By Pam Cunningham, Reporter
Published On: Jan 23 2013 06:00:00 PM CST
Updated On: Jan 24 2013 05:30:22 AM CST

Wednesday night it was too cold to be outside for too long, that's why Opportunity House has an open door policy for anyone who is homeless.

READING, Pa. -

Wednesday night it was too cold to be outside for too long, that's why Opportunity House has an open door policy for anyone who is homeless. Temperatures were so frigid the shelter took extra steps to prevent people from freezing to death.

At Opportunity House, located at 430 N 2nd St. in Reading, when it's really cold they extend their hours and let people stay all day long inside. And that's for anyone who needs a place to lay their head at night.

On a cold day, you want a hot meal.
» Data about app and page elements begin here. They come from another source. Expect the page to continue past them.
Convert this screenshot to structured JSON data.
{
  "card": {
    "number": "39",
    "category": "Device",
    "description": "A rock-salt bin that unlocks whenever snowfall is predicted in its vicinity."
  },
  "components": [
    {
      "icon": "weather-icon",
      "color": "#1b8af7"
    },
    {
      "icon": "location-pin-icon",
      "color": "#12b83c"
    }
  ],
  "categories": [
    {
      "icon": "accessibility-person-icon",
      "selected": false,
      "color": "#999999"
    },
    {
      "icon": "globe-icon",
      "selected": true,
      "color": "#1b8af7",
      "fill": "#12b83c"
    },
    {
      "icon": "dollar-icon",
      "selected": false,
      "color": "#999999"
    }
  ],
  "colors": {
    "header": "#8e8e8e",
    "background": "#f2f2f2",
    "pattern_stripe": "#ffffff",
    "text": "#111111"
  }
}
Wednesday night at Opportunity House, meatball subs were on the menu.

"Some kind of civic group will come and serve dinner," explained Orlando Long, a case worker.

Dinner was for everyone. There were some people who are going through the program who will sleep in a bunk and others who just needed a place to stay will sleep on the floor.

"All these tables actually get stacked up," said Long pointing to where people would sleep later on.

Long said when the temperature drops those days are called code blue.

"I would expect more tonight because it being so cold," said Long.

One person who chose to sleep here sat down to explain why.

"Freezing cold..freezing," she said.

She didn't share her name because she didn't want people to know she's homeless and before this week she was sleeping in her car.

"It's not home. It's not heaven but it beats being out in the cold," she said, "Being grateful, being grateful that there is a place to come."

Some call it the place of last resort. This woman called it a beginning.

Long said there have been nine to 10 women looking for a safe, warm place.

"So, we actually made arrangements with the Hope Rescue Mission, which is right down the block here, where they're housing all the single men and we house all the single women," said Long.

He said combined there were about 30 people Tuesday night.

"If we didn't, you would see a lot of homeless people on the street, which you really don't see now," said Long, "And you would probably get reports of people dying."